An ugly kid

It’s interesting when you see some mothers talking about their children. They usually say, my kid is the most beautiful in the world. It’s not false, they actually think that.
Some cognitive biases affirm that, when we think about our creations, and people or things we’re familiar with, we’re biased and we do think they are better– we just love them. That’s why we think our creations are the best in the world.
When you want to sell something, usually you overprice your stuff because you think it worth a lot (Dan Ariely talks about this in his book Predictably Irrational.) However, when the buyer sees what she’s going to acquire through her own eyes, she thinks it doesn’t worth that much.
It’s inevitable to avoid this kind of bias. In one way or another, we end up loving our own creations.

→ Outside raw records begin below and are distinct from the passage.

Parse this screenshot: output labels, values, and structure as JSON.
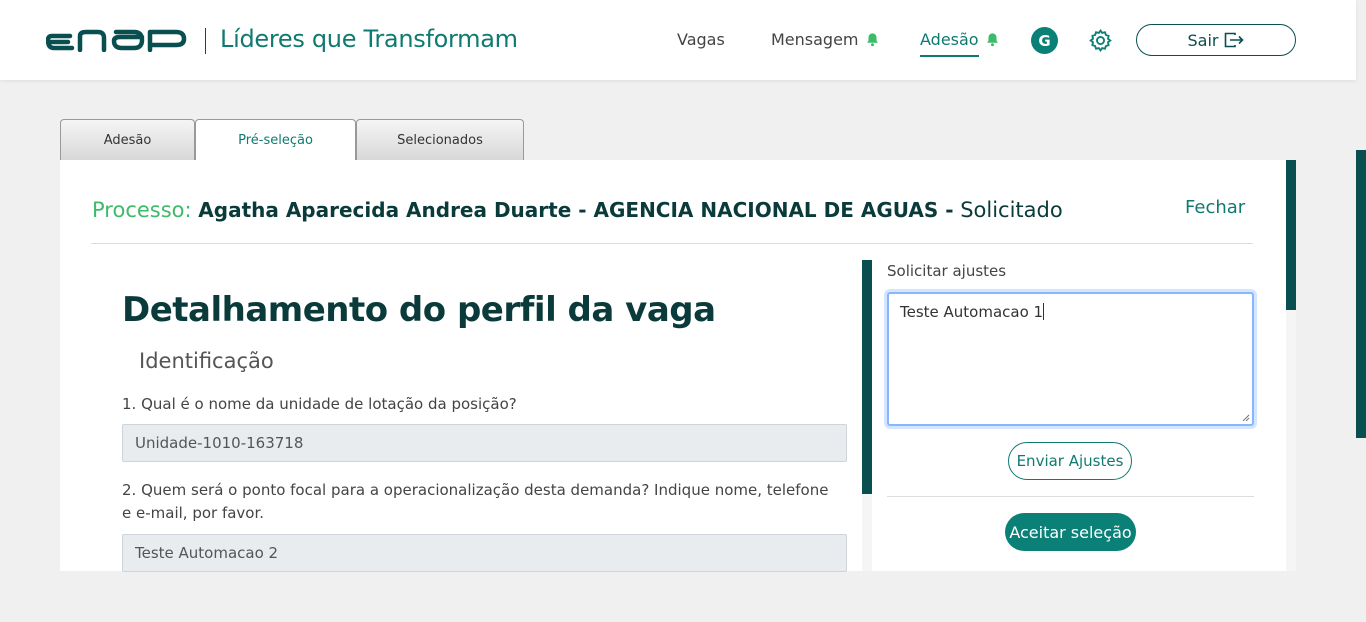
{
  "header": {
    "brand_title": "Líderes que Transformam",
    "nav": {
      "vagas": "Vagas",
      "mensagem": "Mensagem",
      "adesao": "Adesão"
    },
    "avatar_initial": "G",
    "logout_label": "Sair",
    "accent_color": "#0f7a70"
  },
  "tabs": [
    {
      "label": "Adesão"
    },
    {
      "label": "Pré-seleção"
    },
    {
      "label": "Selecionados"
    }
  ],
  "process": {
    "label": "Processo:",
    "name": "Agatha Aparecida Andrea Duarte - AGENCIA NACIONAL DE AGUAS -",
    "status": "Solicitado",
    "close_label": "Fechar"
  },
  "detail": {
    "title": "Detalhamento do perfil da vaga",
    "section": "Identificação",
    "questions": [
      {
        "text": "1. Qual é o nome da unidade de lotação da posição?",
        "value": "Unidade-1010-163718"
      },
      {
        "text": "2. Quem será o ponto focal para a operacionalização desta demanda? Indique nome, telefone e e-mail, por favor.",
        "value": "Teste Automacao 2"
      }
    ]
  },
  "adjust": {
    "label": "Solicitar ajustes",
    "value": "Teste Automacao 1",
    "send_label": "Enviar Ajustes",
    "accept_label": "Aceitar seleção"
  }
}
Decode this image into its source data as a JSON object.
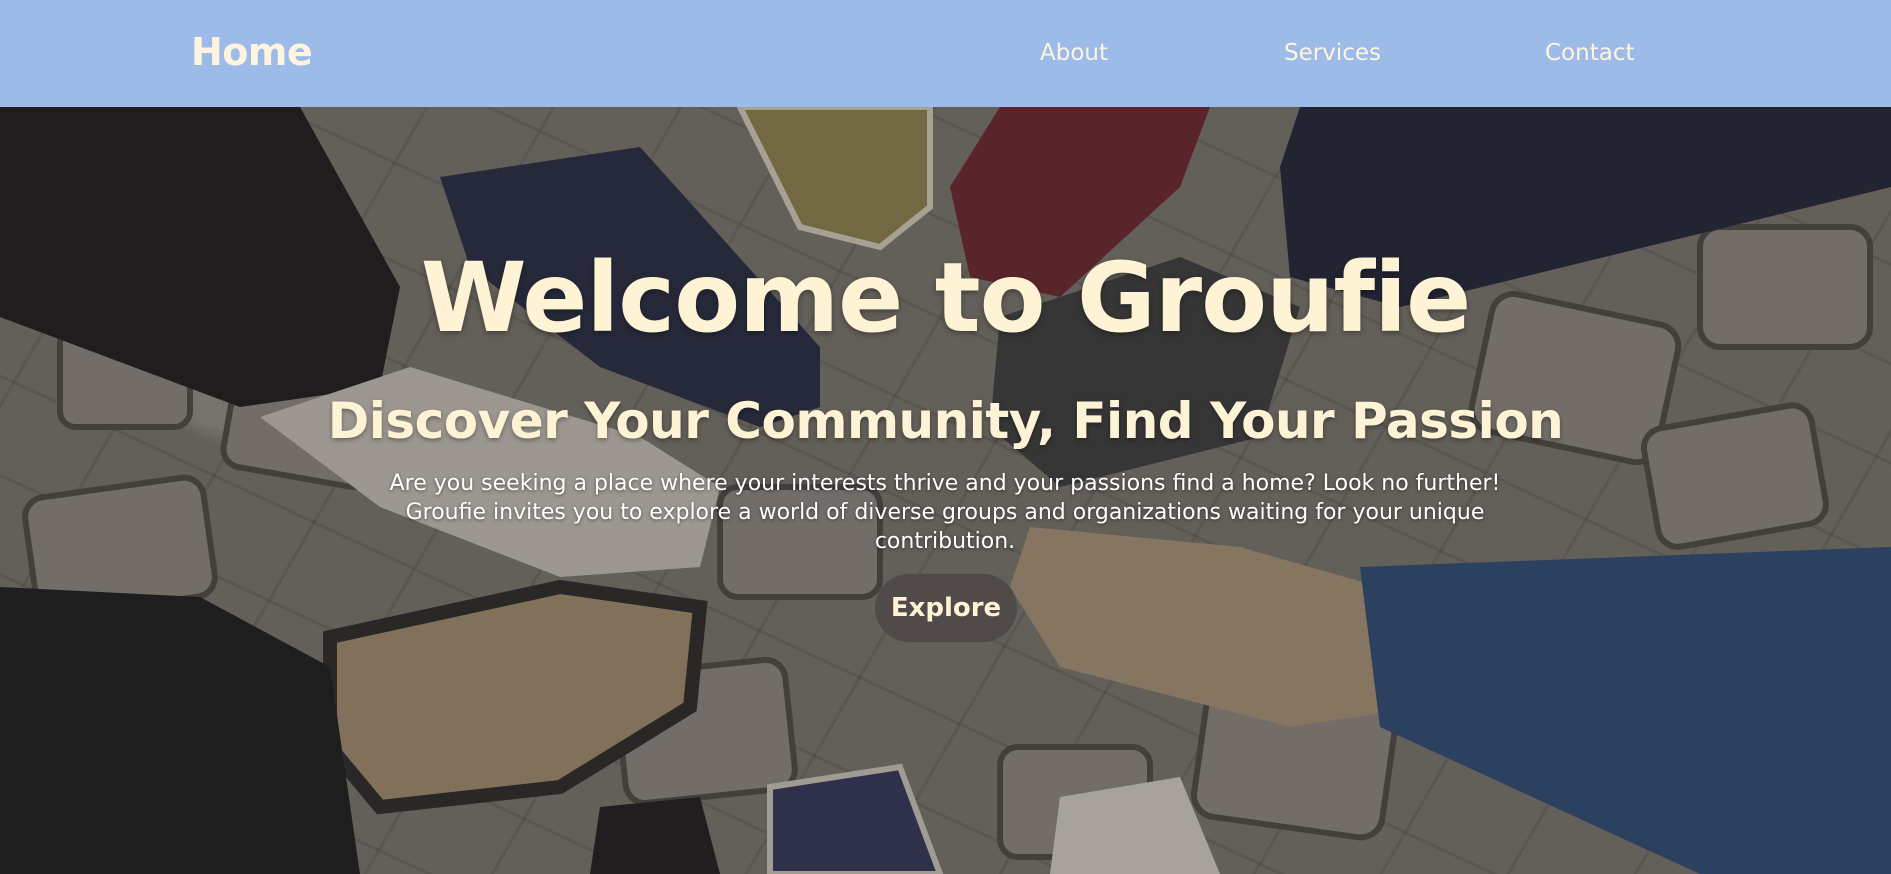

The key is to know when we are blinding ourselves and can’t recognize the bad stuff. The key is to recognize when you have an ugly kid.
Maybe your ideas or products are not as cool as you think they are.
A former boss of mine always said that, ideas aren’t our children, be opened to new ways.
Take this example to apply it to ideas, businesses, careers, and even life.
Just because it’s your creation (or you’re familiar with it for that matter) doesn’t mean that it’s the best one.
Recognizing ugly kids can be hard, but that’s the way to excel.